Joe90 wrote:
I don't know if this is relavent but often when I'm having an outburst, I get accused of having one every week. I know I don't have a full-blown outburst every week, because I record when I do have them in a diary, and it turns out I have an outburst about twice a year. I have mini outbursts a lot, but they aren't really much to speak of, and they don't upset the whole family or make me feel bad or anything like that. You might just say they are just general ''stroppy'' moments, like we all have. But according to my mum, I have the type of outbursts that upset everyone else and involve me hitting my face and crying and screaming, every week :roll: . When I was at the doctors, I said to the doctor that anger and resentment builds up, and every 6-8 months I go into a signifficant panic resulting into an angry outburst, involving slapping myself and screaming and crying, but my mum butted in and said ''no, you have them all the time.''

Ohhh, how do I reason with this????! !! !! !! !! !! !! !! !! ! I think if I had one of those every week, I think everybody would've committed suicide by now!
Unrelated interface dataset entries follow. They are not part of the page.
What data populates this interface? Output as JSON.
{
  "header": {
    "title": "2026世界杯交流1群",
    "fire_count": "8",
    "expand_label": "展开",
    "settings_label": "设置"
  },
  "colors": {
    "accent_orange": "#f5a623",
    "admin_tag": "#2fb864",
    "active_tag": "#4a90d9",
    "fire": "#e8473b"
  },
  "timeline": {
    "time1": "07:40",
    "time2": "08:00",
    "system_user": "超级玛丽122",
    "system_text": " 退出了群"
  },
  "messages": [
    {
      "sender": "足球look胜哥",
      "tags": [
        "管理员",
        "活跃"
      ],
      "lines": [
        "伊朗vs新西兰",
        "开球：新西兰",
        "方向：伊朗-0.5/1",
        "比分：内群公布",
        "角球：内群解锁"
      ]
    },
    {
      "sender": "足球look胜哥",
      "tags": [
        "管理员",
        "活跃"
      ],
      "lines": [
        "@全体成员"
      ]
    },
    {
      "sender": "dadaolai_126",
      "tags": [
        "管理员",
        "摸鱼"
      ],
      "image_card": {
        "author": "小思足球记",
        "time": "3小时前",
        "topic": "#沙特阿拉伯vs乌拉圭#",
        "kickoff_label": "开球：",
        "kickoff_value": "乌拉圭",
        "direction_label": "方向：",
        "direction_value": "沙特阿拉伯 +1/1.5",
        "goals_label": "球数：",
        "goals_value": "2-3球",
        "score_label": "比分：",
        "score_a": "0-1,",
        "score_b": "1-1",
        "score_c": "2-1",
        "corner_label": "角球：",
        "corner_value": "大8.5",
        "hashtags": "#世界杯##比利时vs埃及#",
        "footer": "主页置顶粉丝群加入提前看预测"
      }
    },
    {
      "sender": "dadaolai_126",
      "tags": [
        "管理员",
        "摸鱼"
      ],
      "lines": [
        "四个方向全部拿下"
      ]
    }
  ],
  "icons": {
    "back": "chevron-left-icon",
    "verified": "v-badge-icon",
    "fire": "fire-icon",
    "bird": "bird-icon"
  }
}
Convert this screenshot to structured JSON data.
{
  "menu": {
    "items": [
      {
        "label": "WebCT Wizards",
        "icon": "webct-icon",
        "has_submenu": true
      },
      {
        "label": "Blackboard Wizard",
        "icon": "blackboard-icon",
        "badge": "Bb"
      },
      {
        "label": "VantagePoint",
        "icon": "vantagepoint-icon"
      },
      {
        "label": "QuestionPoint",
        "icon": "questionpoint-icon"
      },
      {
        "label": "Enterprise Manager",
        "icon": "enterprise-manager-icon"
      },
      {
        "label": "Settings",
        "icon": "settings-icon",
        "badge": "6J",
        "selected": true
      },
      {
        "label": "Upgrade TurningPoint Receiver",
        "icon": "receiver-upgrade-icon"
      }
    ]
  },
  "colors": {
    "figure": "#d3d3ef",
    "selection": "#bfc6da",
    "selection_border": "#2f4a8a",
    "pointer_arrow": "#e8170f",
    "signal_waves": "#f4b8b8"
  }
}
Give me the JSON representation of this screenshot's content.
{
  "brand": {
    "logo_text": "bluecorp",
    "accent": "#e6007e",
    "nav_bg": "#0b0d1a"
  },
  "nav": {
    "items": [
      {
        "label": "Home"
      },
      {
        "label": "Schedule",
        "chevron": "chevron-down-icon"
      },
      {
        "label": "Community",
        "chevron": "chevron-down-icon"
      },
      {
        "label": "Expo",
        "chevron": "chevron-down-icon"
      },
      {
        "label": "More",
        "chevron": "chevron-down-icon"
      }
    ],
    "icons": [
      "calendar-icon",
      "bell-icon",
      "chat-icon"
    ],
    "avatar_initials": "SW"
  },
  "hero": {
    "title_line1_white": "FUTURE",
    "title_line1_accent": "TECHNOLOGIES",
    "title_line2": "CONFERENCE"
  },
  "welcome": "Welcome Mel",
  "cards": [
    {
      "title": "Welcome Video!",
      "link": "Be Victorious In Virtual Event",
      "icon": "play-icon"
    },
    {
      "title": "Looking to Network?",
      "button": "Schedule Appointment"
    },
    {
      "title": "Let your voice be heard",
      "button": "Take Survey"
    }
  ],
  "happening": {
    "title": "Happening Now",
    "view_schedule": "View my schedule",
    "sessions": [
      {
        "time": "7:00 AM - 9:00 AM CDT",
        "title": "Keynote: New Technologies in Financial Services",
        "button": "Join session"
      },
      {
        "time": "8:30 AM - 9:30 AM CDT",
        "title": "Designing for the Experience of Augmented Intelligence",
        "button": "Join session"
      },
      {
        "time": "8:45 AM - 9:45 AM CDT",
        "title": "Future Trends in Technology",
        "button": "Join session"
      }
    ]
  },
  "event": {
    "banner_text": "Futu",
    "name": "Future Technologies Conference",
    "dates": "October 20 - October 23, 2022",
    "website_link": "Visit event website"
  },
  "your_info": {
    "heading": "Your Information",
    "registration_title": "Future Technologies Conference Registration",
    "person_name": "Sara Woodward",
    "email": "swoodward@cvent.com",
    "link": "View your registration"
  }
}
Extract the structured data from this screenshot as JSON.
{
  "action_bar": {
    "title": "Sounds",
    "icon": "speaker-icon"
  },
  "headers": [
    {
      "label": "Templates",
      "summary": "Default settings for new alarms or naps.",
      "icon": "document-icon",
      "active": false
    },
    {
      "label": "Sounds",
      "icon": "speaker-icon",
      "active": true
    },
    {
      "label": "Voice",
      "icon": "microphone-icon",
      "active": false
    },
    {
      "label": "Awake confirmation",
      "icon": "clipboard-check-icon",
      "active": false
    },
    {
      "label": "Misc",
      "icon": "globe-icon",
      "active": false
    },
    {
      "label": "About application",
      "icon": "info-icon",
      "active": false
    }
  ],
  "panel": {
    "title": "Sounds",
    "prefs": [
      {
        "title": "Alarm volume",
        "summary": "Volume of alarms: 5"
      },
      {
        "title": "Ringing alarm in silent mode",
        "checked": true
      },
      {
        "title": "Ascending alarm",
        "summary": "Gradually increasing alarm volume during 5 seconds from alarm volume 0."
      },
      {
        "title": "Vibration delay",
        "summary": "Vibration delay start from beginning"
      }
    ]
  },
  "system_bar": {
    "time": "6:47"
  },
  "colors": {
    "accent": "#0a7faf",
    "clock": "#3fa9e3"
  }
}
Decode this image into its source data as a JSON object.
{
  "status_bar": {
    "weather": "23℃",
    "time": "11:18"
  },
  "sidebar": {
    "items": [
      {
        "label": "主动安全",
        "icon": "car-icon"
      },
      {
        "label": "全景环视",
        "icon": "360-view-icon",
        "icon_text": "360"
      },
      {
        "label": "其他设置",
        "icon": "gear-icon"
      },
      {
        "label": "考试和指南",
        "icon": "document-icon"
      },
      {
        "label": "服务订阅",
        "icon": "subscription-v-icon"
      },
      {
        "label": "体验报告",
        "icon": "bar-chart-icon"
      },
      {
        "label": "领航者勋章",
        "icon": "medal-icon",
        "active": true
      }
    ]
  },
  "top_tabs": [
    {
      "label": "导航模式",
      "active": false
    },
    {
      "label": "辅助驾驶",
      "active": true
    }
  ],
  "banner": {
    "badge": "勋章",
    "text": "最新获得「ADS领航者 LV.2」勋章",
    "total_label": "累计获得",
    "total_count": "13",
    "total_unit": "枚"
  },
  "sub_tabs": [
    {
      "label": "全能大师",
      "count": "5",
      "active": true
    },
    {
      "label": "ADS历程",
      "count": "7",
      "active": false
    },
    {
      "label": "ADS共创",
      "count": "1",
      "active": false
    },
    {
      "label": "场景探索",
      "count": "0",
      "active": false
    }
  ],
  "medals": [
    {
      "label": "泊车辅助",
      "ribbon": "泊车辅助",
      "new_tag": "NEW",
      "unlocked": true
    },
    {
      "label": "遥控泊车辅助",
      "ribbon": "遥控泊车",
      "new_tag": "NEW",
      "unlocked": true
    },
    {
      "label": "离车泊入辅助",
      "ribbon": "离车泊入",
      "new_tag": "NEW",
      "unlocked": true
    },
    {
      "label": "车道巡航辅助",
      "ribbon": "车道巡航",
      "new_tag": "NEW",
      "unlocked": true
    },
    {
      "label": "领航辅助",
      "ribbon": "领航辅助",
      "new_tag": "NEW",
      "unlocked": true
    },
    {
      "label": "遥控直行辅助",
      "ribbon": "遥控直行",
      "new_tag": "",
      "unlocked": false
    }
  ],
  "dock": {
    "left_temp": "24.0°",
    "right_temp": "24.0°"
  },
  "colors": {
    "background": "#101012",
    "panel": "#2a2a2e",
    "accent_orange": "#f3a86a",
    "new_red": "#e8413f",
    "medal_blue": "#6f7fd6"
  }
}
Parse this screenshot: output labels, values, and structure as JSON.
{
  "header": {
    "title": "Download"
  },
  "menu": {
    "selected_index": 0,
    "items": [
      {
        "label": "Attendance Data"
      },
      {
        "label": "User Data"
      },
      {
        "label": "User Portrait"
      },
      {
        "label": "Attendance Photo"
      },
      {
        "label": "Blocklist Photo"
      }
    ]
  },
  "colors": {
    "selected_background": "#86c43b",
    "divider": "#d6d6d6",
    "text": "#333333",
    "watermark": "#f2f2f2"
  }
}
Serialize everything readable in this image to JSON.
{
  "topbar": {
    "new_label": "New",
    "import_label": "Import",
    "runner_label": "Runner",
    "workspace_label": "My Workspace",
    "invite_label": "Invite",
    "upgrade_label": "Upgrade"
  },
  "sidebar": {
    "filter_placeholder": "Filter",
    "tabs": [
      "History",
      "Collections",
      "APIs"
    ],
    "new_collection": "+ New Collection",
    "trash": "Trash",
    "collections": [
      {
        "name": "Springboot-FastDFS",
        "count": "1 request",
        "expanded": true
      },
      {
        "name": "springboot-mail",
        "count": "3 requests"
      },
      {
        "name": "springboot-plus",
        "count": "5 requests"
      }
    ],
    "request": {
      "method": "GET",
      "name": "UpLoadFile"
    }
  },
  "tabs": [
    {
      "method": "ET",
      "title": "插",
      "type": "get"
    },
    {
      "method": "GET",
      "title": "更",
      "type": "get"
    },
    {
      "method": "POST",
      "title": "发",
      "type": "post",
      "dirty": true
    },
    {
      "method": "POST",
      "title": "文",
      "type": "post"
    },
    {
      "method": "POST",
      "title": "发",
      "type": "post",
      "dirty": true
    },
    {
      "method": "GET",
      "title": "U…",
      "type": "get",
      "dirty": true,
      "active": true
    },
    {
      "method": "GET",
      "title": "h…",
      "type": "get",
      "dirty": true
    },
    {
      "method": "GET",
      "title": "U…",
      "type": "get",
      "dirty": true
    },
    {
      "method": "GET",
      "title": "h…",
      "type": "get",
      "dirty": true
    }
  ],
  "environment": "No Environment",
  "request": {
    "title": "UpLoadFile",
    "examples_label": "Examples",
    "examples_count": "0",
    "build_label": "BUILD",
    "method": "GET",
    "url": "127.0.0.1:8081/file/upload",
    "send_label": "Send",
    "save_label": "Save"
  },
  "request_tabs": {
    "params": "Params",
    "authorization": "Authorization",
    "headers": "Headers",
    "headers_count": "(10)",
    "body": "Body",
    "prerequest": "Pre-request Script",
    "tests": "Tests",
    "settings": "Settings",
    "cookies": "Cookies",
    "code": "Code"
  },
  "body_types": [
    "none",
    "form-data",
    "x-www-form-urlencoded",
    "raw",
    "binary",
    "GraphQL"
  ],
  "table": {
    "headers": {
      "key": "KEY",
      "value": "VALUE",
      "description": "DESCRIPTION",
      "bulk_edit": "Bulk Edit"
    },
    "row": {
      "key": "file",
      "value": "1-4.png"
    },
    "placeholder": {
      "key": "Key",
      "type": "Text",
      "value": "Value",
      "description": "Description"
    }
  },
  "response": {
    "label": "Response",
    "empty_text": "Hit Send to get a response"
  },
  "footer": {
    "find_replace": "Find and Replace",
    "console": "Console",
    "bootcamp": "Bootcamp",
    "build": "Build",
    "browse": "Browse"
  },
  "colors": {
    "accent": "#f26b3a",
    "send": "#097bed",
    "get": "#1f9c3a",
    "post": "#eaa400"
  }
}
I hate it when parents do that. I was having a full on, major "outburst" like the type you described yesterday. I really don't have them all that often but my dad was accusing me of never letting him have a life of his own and always expecting him to fix everything for me (really not the case). It only ever really happens when I am really anxious or upset and somebody verbally attacks me for being that way. I'm not saying I'm perfect but really, not letting him have a life? That is total bs, I see him like once a week at most. I think sometimes when people are pissed off they wildly exaggerate and we are interpreting it literally. But you'd think they would have learned after 20 odd years that those kind of exaggerations are likely to push some buttons.